_Stored data_:
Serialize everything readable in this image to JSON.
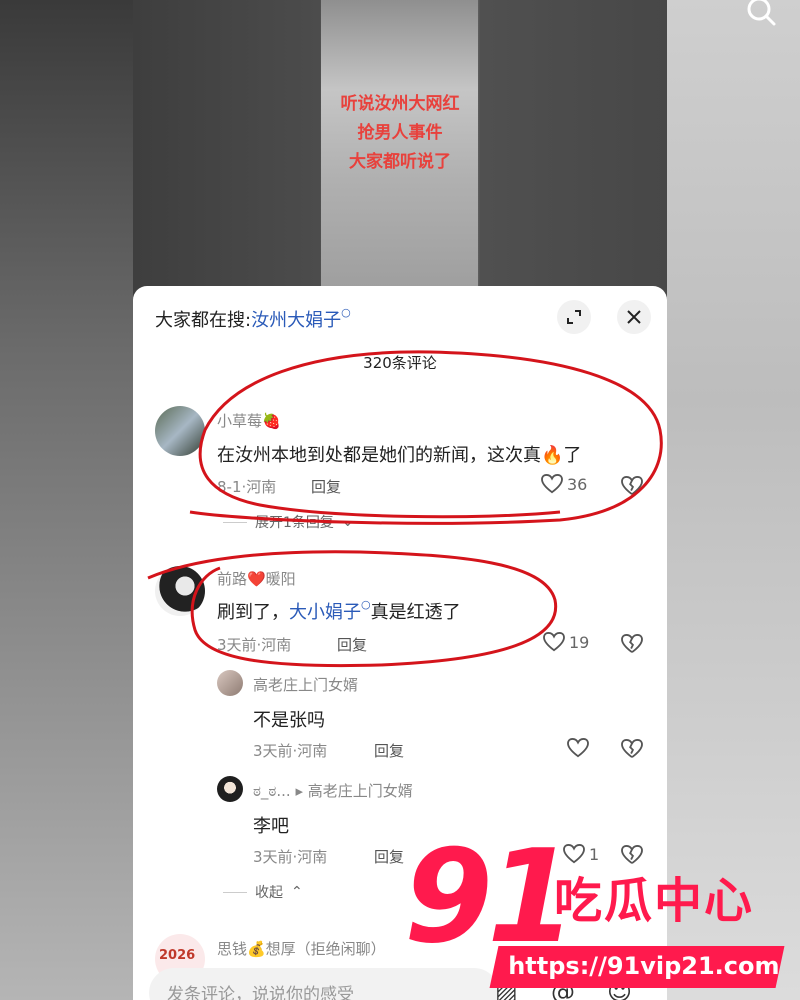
{
  "video": {
    "overlay_lines": [
      "听说汝州大网红",
      "抢男人事件",
      "大家都听说了"
    ]
  },
  "sheet": {
    "hot_search_label": "大家都在搜:",
    "hot_search_keyword": "汝州大娟子",
    "comment_count": "320条评论",
    "comments": [
      {
        "user": "小草莓🍓",
        "text": "在汝州本地到处都是她们的新闻，这次真🔥了",
        "meta": "8-1·河南",
        "reply_label": "回复",
        "likes": "36",
        "expand_label": "展开1条回复"
      },
      {
        "user": "前路❤️暖阳",
        "text_before": "刷到了，",
        "text_keyword": "大小娟子",
        "text_after": "真是红透了",
        "meta": "3天前·河南",
        "reply_label": "回复",
        "likes": "19"
      },
      {
        "user": "高老庄上门女婿",
        "text": "不是张吗",
        "meta": "3天前·河南",
        "reply_label": "回复",
        "likes": ""
      },
      {
        "user": "ಠ_ಠ...",
        "reply_to": "高老庄上门女婿",
        "text": "李吧",
        "meta": "3天前·河南",
        "reply_label": "回复",
        "likes": "1",
        "collapse_label": "收起"
      },
      {
        "user": "思钱💰想厚（拒绝闲聊）",
        "avatar_text": "2026"
      }
    ],
    "input_placeholder": "发条评论，说说你的感受"
  },
  "watermark": {
    "number": "91",
    "name": "吃瓜中心",
    "url": "https://91vip21.com"
  },
  "colors": {
    "keyword": "#2a5ab8",
    "annotation": "#d4141b",
    "watermark": "#ff1a4d",
    "overlay_text": "#e8413c"
  }
}
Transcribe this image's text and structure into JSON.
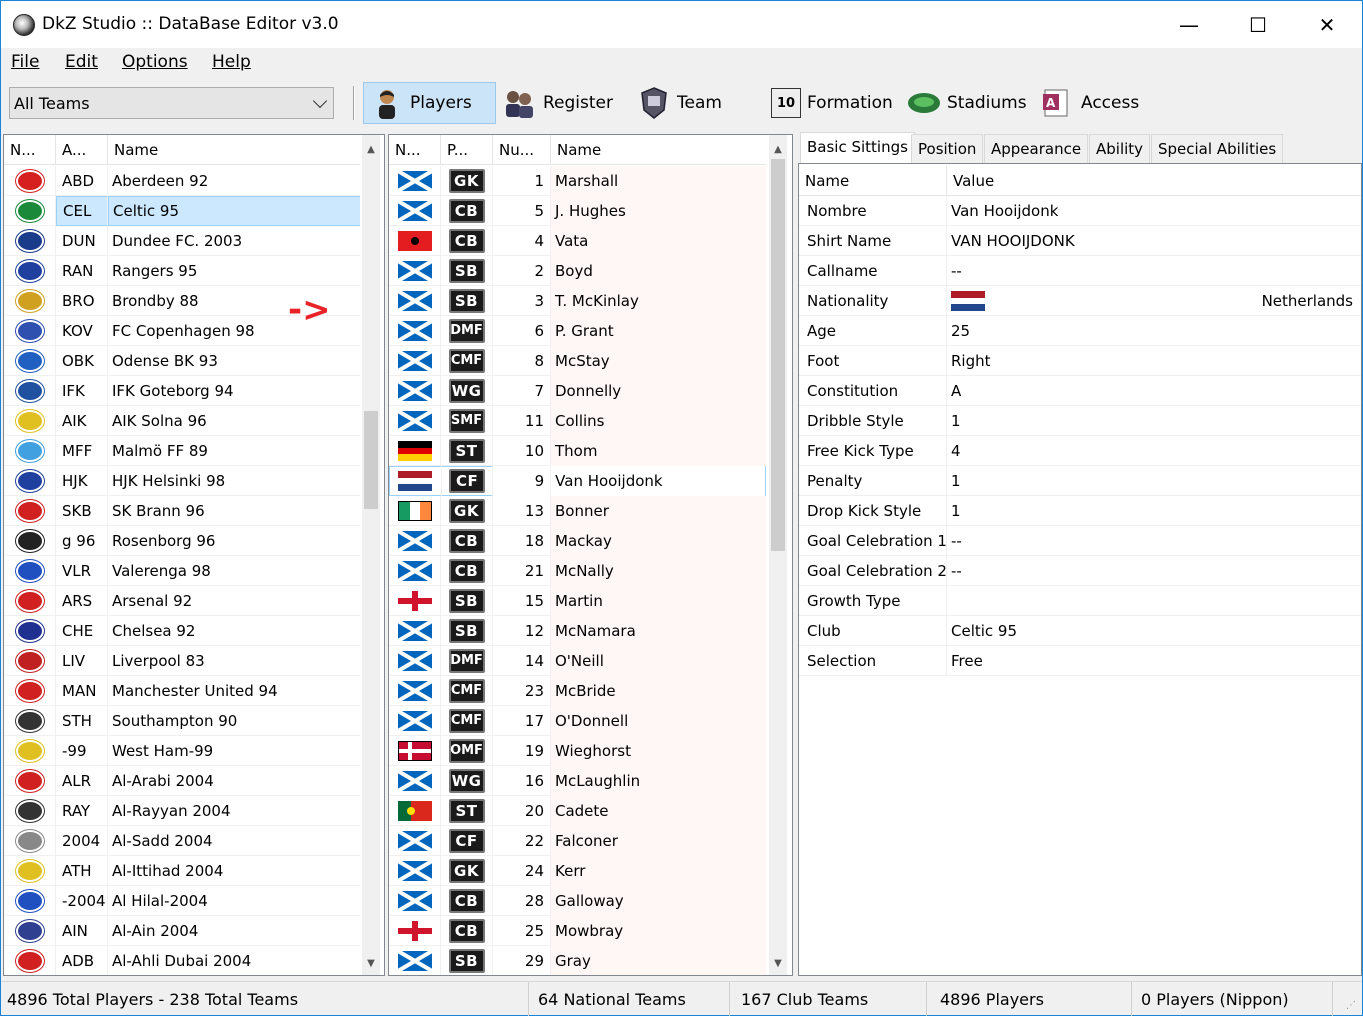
{
  "window": {
    "title": "DkZ Studio :: DataBase Editor v3.0",
    "min": "—",
    "max": "☐",
    "close": "✕"
  },
  "menu": [
    {
      "label": "File"
    },
    {
      "label": "Edit"
    },
    {
      "label": "Options"
    },
    {
      "label": "Help"
    }
  ],
  "team_filter": {
    "value": "All Teams"
  },
  "toolbar": {
    "players": "Players",
    "register": "Register",
    "team": "Team",
    "formation": "Formation",
    "stadiums": "Stadiums",
    "access": "Access"
  },
  "teams_table": {
    "headers": [
      "N...",
      "A...",
      "Name"
    ],
    "selected_index": 1,
    "rows": [
      {
        "abbr": "ABD",
        "name": "Aberdeen 92",
        "color": "#d62020"
      },
      {
        "abbr": "CEL",
        "name": "Celtic 95",
        "color": "#1a8a3a"
      },
      {
        "abbr": "DUN",
        "name": "Dundee FC. 2003",
        "color": "#1a3a8a"
      },
      {
        "abbr": "RAN",
        "name": "Rangers 95",
        "color": "#2040a0"
      },
      {
        "abbr": "BRO",
        "name": "Brondby 88",
        "color": "#d0a020"
      },
      {
        "abbr": "KOV",
        "name": "FC Copenhagen 98",
        "color": "#3050b0"
      },
      {
        "abbr": "OBK",
        "name": "Odense BK 93",
        "color": "#2060c0"
      },
      {
        "abbr": "IFK",
        "name": "IFK Goteborg 94",
        "color": "#2050a0"
      },
      {
        "abbr": "AIK",
        "name": "AIK Solna 96",
        "color": "#e0c020"
      },
      {
        "abbr": "MFF",
        "name": "Malmö FF 89",
        "color": "#40a0e0"
      },
      {
        "abbr": "HJK",
        "name": "HJK Helsinki 98",
        "color": "#2040a0"
      },
      {
        "abbr": "SKB",
        "name": "SK Brann 96",
        "color": "#d02020"
      },
      {
        "abbr": "g 96",
        "name": "Rosenborg 96",
        "color": "#222222"
      },
      {
        "abbr": "VLR",
        "name": "Valerenga 98",
        "color": "#2050c0"
      },
      {
        "abbr": "ARS",
        "name": "Arsenal 92",
        "color": "#d02020"
      },
      {
        "abbr": "CHE",
        "name": "Chelsea 92",
        "color": "#203090"
      },
      {
        "abbr": "LIV",
        "name": "Liverpool 83",
        "color": "#c02020"
      },
      {
        "abbr": "MAN",
        "name": "Manchester United 94",
        "color": "#d02020"
      },
      {
        "abbr": "STH",
        "name": "Southampton 90",
        "color": "#333333"
      },
      {
        "abbr": "-99",
        "name": "West Ham-99",
        "color": "#e0c020"
      },
      {
        "abbr": "ALR",
        "name": "Al-Arabi 2004",
        "color": "#d02020"
      },
      {
        "abbr": "RAY",
        "name": "Al-Rayyan 2004",
        "color": "#333333"
      },
      {
        "abbr": "2004",
        "name": "Al-Sadd 2004",
        "color": "#888888"
      },
      {
        "abbr": "ATH",
        "name": "Al-Ittihad 2004",
        "color": "#e0c020"
      },
      {
        "abbr": "-2004",
        "name": "Al Hilal-2004",
        "color": "#2050c0"
      },
      {
        "abbr": "AIN",
        "name": "Al-Ain 2004",
        "color": "#304090"
      },
      {
        "abbr": "ADB",
        "name": "Al-Ahli Dubai 2004",
        "color": "#d02020"
      }
    ]
  },
  "players_table": {
    "headers": [
      "N...",
      "P...",
      "Nu...",
      "Name"
    ],
    "selected_index": 10,
    "rows": [
      {
        "flag": "scotland",
        "pos": "GK",
        "num": "1",
        "name": "Marshall"
      },
      {
        "flag": "scotland",
        "pos": "CB",
        "num": "5",
        "name": "J. Hughes"
      },
      {
        "flag": "albania",
        "pos": "CB",
        "num": "4",
        "name": "Vata"
      },
      {
        "flag": "scotland",
        "pos": "SB",
        "num": "2",
        "name": "Boyd"
      },
      {
        "flag": "scotland",
        "pos": "SB",
        "num": "3",
        "name": "T. McKinlay"
      },
      {
        "flag": "scotland",
        "pos": "DMF",
        "num": "6",
        "name": "P. Grant"
      },
      {
        "flag": "scotland",
        "pos": "CMF",
        "num": "8",
        "name": "McStay"
      },
      {
        "flag": "scotland",
        "pos": "WG",
        "num": "7",
        "name": "Donnelly"
      },
      {
        "flag": "scotland",
        "pos": "SMF",
        "num": "11",
        "name": "Collins"
      },
      {
        "flag": "germany",
        "pos": "ST",
        "num": "10",
        "name": "Thom"
      },
      {
        "flag": "netherlands",
        "pos": "CF",
        "num": "9",
        "name": "Van Hooijdonk"
      },
      {
        "flag": "ireland",
        "pos": "GK",
        "num": "13",
        "name": "Bonner"
      },
      {
        "flag": "scotland",
        "pos": "CB",
        "num": "18",
        "name": "Mackay"
      },
      {
        "flag": "scotland",
        "pos": "CB",
        "num": "21",
        "name": "McNally"
      },
      {
        "flag": "england",
        "pos": "SB",
        "num": "15",
        "name": "Martin"
      },
      {
        "flag": "scotland",
        "pos": "SB",
        "num": "12",
        "name": "McNamara"
      },
      {
        "flag": "scotland",
        "pos": "DMF",
        "num": "14",
        "name": "O'Neill"
      },
      {
        "flag": "scotland",
        "pos": "CMF",
        "num": "23",
        "name": "McBride"
      },
      {
        "flag": "scotland",
        "pos": "CMF",
        "num": "17",
        "name": "O'Donnell"
      },
      {
        "flag": "denmark",
        "pos": "OMF",
        "num": "19",
        "name": "Wieghorst"
      },
      {
        "flag": "scotland",
        "pos": "WG",
        "num": "16",
        "name": "McLaughlin"
      },
      {
        "flag": "portugal",
        "pos": "ST",
        "num": "20",
        "name": "Cadete"
      },
      {
        "flag": "scotland",
        "pos": "CF",
        "num": "22",
        "name": "Falconer"
      },
      {
        "flag": "scotland",
        "pos": "GK",
        "num": "24",
        "name": "Kerr"
      },
      {
        "flag": "scotland",
        "pos": "CB",
        "num": "28",
        "name": "Galloway"
      },
      {
        "flag": "england",
        "pos": "CB",
        "num": "25",
        "name": "Mowbray"
      },
      {
        "flag": "scotland",
        "pos": "SB",
        "num": "29",
        "name": "Gray"
      }
    ]
  },
  "position_colors": {
    "GK": "#1a1a1a",
    "CB": "#1a1a1a",
    "SB": "#1a1a1a",
    "DMF": "#1a1a1a",
    "CMF": "#1a1a1a",
    "SMF": "#1a1a1a",
    "OMF": "#1a1a1a",
    "WG": "#1a1a1a",
    "ST": "#1a1a1a",
    "CF": "#1a1a1a"
  },
  "tabs": [
    {
      "label": "Basic Sittings"
    },
    {
      "label": "Position"
    },
    {
      "label": "Appearance"
    },
    {
      "label": "Ability"
    },
    {
      "label": "Special Abilities"
    }
  ],
  "props": {
    "headers": [
      "Name",
      "Value"
    ],
    "rows": [
      {
        "k": "Nombre",
        "v": "Van Hooijdonk"
      },
      {
        "k": "Shirt Name",
        "v": "VAN HOOIJDONK"
      },
      {
        "k": "Callname",
        "v": "--"
      },
      {
        "k": "Nationality",
        "v": "Netherlands",
        "flag": "netherlands"
      },
      {
        "k": "Age",
        "v": "25"
      },
      {
        "k": "Foot",
        "v": "Right"
      },
      {
        "k": "Constitution",
        "v": "A"
      },
      {
        "k": "Dribble Style",
        "v": "1"
      },
      {
        "k": "Free Kick Type",
        "v": "4"
      },
      {
        "k": "Penalty",
        "v": "1"
      },
      {
        "k": "Drop Kick Style",
        "v": "1"
      },
      {
        "k": "Goal Celebration 1",
        "v": "--"
      },
      {
        "k": "Goal Celebration 2",
        "v": "--"
      },
      {
        "k": "Growth Type",
        "v": ""
      },
      {
        "k": "Club",
        "v": "Celtic 95"
      },
      {
        "k": "Selection",
        "v": "Free"
      }
    ]
  },
  "annotation": "->",
  "status": {
    "total": "4896 Total Players  -  238 Total Teams",
    "national": "64 National Teams",
    "club": "167 Club Teams",
    "players": "4896 Players",
    "nippon": "0 Players (Nippon)"
  }
}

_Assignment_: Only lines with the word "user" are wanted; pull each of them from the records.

_Response box_:
        "user": "小草莓🍓",
        "user": "前路❤️暖阳",
        "user": "高老庄上门女婿",
        "user": "ಠ_ಠ...",
        "user": "思钱💰想厚（拒绝闲聊）",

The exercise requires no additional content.